If the factfinder finds a defendant liable for punitive damages, the amount of such damages shall then be determined in an immediate, separate proceeding. During this second phase, the factfinder shall consider, to the extent relevant, at least the following:
(1) The defendant’s financial affairs, financial condition, and net worth;
(2) The nature and reprehensibility of defendant’s wrongdoing, for example
(A) The impact of defendant’s conduct on the plaintiff, or
(B) The relationship of defendant to plaintiff;
(3) The defendant’s awareness of the amount of harm being caused and defendant’s motivation in causing the harm;
(4) The duration of defendant’s misconduct and whether defendant attempted to conceal the conduct;
(5) The expense plaintiff has borne in the attempt to recover the losses;
(6) Whether defendant profited from the activity, and if defendant did profit, whether the punitive award should be in excess of the profit in order to deter similar future behavior;
(7) Whether, and the extent to which, defendant has been subjected to previous punitive damage awards based upon the same wrongful act;
(8) Whether, once the misconduct became known to defendant, defendant took remedial action or attempted to make amends by offering a prompt and fair settlement for actual harm caused; and

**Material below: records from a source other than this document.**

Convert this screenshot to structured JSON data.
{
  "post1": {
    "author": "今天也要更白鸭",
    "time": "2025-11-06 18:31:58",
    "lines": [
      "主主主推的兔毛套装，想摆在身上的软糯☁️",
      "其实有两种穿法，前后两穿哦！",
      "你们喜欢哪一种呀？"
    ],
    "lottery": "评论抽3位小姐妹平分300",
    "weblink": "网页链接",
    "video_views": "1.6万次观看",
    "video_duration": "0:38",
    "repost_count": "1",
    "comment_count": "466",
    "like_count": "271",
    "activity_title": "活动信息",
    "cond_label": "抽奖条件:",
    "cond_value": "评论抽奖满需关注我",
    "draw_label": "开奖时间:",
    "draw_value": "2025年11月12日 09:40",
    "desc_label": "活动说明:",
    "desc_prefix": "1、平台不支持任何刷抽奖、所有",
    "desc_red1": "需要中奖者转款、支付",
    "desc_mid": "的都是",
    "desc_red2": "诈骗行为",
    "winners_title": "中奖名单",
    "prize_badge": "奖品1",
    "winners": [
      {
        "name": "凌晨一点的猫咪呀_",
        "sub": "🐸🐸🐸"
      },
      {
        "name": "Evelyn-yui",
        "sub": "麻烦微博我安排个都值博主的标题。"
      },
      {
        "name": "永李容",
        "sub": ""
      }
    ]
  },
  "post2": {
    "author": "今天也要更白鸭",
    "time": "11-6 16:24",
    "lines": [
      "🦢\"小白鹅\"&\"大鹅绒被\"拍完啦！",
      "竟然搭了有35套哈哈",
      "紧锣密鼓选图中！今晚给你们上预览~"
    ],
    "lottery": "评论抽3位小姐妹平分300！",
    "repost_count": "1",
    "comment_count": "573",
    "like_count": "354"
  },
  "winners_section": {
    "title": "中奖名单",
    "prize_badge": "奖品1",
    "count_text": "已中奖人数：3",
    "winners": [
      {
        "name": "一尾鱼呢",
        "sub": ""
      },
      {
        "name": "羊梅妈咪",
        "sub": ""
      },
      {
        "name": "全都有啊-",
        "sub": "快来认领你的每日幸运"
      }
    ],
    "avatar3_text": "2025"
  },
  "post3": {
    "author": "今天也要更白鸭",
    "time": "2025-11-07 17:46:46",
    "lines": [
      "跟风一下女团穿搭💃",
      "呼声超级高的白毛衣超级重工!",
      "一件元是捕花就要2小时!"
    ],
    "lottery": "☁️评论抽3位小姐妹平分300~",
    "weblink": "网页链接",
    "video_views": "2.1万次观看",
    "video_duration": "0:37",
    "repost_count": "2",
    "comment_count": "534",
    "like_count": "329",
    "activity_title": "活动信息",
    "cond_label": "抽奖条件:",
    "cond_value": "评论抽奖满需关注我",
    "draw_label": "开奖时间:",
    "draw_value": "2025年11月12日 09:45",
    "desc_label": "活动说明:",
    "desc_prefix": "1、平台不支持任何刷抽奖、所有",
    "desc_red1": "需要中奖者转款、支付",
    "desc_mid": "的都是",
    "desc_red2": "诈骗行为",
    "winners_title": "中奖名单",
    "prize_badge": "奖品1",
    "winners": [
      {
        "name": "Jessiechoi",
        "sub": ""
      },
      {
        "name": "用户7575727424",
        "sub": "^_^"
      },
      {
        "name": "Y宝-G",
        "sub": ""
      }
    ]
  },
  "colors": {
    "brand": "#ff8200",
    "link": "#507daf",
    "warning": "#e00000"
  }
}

(9) Any other circumstances shown by the evidence that bear on determining the proper amount of the punitive award.